  1. Setting automountServiceAccountToken: false will allow cert-manager to be installed on clusters where Kyverno (or some other policy system) is configured to deny Pods that have this field set to true. The Kubernetes default value is true.
  2. With automountServiceAccountToken: true, all the containers in the Pod will mount the ServiceAccount token, including side-car and init containers that might have been injected into the cert-manager Pod resources by Kubernetes admission controllers. The principle of least privilege suggests that it is better to explicitly mount the ServiceAccount token into the cert-manager containers.

So it is recommended to set automountServiceAccountToken: false and manually add a projected Volume to each of the cert-manager Deployment resources, containing the ServiceAccount token, CA certificate and namespace files that would normally be added automatically by the Kubernetes ServiceAccount controller, and to explicitly add a read-only VolumeMount to each of the cert-manager containers.

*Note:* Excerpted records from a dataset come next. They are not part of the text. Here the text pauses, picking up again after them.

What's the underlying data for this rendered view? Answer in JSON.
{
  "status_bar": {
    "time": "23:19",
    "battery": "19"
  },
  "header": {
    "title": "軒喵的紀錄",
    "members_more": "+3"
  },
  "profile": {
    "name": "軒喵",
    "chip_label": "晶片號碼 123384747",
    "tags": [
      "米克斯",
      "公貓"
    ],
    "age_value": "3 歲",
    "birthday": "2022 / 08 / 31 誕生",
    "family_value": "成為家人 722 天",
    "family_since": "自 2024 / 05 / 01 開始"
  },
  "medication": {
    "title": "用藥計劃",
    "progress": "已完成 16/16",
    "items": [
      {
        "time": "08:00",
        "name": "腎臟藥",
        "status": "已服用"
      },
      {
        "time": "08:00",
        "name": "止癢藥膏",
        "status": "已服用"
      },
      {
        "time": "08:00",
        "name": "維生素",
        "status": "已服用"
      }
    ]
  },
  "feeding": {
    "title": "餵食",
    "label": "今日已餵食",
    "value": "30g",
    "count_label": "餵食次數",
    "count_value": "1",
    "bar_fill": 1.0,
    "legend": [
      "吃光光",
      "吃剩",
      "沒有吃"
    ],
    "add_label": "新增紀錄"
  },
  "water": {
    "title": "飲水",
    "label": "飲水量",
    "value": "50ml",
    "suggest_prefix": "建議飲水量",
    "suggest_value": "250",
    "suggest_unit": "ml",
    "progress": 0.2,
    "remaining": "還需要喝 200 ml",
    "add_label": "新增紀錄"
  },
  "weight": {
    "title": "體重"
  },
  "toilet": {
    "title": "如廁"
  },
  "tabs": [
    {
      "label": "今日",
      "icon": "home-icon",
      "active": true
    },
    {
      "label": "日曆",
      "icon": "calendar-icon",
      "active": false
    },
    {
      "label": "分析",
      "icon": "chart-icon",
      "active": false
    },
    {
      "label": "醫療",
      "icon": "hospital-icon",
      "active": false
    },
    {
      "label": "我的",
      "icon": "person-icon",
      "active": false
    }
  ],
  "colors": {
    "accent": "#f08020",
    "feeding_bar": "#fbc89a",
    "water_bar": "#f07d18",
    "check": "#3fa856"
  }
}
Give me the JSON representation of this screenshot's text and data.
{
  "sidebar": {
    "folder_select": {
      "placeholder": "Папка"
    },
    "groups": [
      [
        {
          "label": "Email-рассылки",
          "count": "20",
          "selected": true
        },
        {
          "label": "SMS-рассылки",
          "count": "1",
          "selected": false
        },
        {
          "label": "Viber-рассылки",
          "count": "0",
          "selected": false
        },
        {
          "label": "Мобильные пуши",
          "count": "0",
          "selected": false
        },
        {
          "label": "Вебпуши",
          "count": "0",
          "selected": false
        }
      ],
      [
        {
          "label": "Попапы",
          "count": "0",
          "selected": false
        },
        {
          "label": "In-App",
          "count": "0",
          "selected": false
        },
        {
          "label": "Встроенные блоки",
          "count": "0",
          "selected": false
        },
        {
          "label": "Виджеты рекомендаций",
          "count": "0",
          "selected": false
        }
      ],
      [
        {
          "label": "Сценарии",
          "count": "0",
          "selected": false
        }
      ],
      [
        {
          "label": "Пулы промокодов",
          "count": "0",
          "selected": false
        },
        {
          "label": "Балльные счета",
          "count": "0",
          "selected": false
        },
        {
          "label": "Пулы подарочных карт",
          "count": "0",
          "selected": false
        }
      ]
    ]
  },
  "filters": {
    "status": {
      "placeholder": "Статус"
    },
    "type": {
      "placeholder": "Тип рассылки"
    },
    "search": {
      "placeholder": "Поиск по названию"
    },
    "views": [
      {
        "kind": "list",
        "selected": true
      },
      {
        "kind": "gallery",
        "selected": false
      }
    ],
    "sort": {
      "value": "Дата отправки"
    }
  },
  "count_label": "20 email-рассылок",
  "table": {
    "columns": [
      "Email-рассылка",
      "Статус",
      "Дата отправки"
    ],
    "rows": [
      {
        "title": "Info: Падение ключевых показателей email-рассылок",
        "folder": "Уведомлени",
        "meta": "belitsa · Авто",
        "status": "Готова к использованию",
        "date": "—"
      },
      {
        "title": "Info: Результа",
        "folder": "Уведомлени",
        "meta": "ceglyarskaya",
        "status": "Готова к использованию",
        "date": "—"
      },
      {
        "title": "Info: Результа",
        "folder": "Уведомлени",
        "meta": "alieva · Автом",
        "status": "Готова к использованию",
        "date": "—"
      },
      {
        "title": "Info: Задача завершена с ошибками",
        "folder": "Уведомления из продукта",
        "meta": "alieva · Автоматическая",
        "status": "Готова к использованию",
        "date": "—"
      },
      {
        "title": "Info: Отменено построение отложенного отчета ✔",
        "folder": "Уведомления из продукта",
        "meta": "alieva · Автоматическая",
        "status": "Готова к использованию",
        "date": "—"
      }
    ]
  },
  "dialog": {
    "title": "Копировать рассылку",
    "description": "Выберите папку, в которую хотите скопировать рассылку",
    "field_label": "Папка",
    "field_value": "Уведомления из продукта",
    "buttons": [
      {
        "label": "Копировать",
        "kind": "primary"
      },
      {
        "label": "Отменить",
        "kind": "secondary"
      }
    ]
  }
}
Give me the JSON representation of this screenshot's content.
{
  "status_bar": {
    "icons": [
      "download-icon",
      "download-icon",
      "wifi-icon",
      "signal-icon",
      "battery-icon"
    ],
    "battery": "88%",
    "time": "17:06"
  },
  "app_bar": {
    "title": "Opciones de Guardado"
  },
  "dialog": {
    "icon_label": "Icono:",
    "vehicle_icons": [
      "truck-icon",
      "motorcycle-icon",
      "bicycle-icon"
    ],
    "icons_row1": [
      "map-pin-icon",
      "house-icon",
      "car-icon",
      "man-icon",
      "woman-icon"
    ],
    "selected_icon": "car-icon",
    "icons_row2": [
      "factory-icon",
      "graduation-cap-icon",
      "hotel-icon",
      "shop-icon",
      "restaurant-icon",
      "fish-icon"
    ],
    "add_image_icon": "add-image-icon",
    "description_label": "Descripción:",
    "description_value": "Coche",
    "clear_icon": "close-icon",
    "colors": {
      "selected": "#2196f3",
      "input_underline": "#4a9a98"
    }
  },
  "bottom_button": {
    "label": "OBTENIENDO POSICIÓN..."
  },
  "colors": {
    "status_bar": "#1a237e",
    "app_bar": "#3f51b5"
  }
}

An example of this configuration is included in the Helm Chart Values file below.

Best Practice Helm Chart Values

Download the following Helm chart values file and supply it to helm install, helm upgrade, or helm template using the --values flag:

🔗 values.best-practice.yaml

# Helm chart values which make cert-manager comply with CIS, BSI and NSA
# security benchmarks.
automountServiceAccountToken: false
serviceAccount:
automountServiceAccountToken: false
volumes:
- name: serviceaccount-token
projected:
defaultMode: 0444
sources:
- serviceAccountToken:
expirationSeconds: 3607
path: token
- configMap:
name: kube-root-ca.crt
items:
- key: ca.crt
path: ca.crt
- downwardAPI:
items:
- path: namespace
fieldRef:
apiVersion: v1
fieldPath: metadata.namespace
volumeMounts:
- mountPath: /var/run/secrets/kubernetes.io/serviceaccount
name: serviceaccount-token
readOnly: true
webhook:
automountServiceAccountToken: false
serviceAccount:
automountServiceAccountToken: false
volumes:
- name: serviceaccount-token
projected:
defaultMode: 0444
sources:
- serviceAccountToken:
expirationSeconds: 3607
path: token
- configMap:
name: kube-root-ca.crt
items:
- key: ca.crt
path: ca.crt
- downwardAPI:
items:
- path: namespace
fieldRef:
apiVersion: v1
fieldPath: metadata.namespace
volumeMounts:
- mountPath: /var/run/secrets/kubernetes.io/serviceaccount
name: serviceaccount-token
readOnly: true
cainjector:
automountServiceAccountToken: false
serviceAccount:
automountServiceAccountToken: false
volumes:
- name: serviceaccount-token
projected:
defaultMode: 0444
sources:
- serviceAccountToken:
expirationSeconds: 3607
path: token
- configMap:
name: kube-root-ca.crt
items:
- key: ca.crt
path: ca.crt
- downwardAPI:
items:
- path: namespace
fieldRef:
apiVersion: v1
fieldPath: metadata.namespace
volumeMounts:
- mountPath: /var/run/secrets/kubernetes.io/serviceaccount
name: serviceaccount-token
readOnly: true
startupapicheck:
automountServiceAccountToken: false
serviceAccount:
automountServiceAccountToken: false
volumes:
- name: serviceaccount-token
projected:
defaultMode: 0444
sources:
- serviceAccountToken:
expirationSeconds: 3607
path: token
- configMap:
name: kube-root-ca.crt
items:
- key: ca.crt
path: ca.crt
- downwardAPI:
items:
- path: namespace
fieldRef:
apiVersion: v1
fieldPath: metadata.namespace
volumeMounts:
- mountPath: /var/run/secrets/kubernetes.io/serviceaccount
name: serviceaccount-token
readOnly: true

Other

This list of recommendations is a work-in-progress. If you have other best practice recommendations please contribute to this page.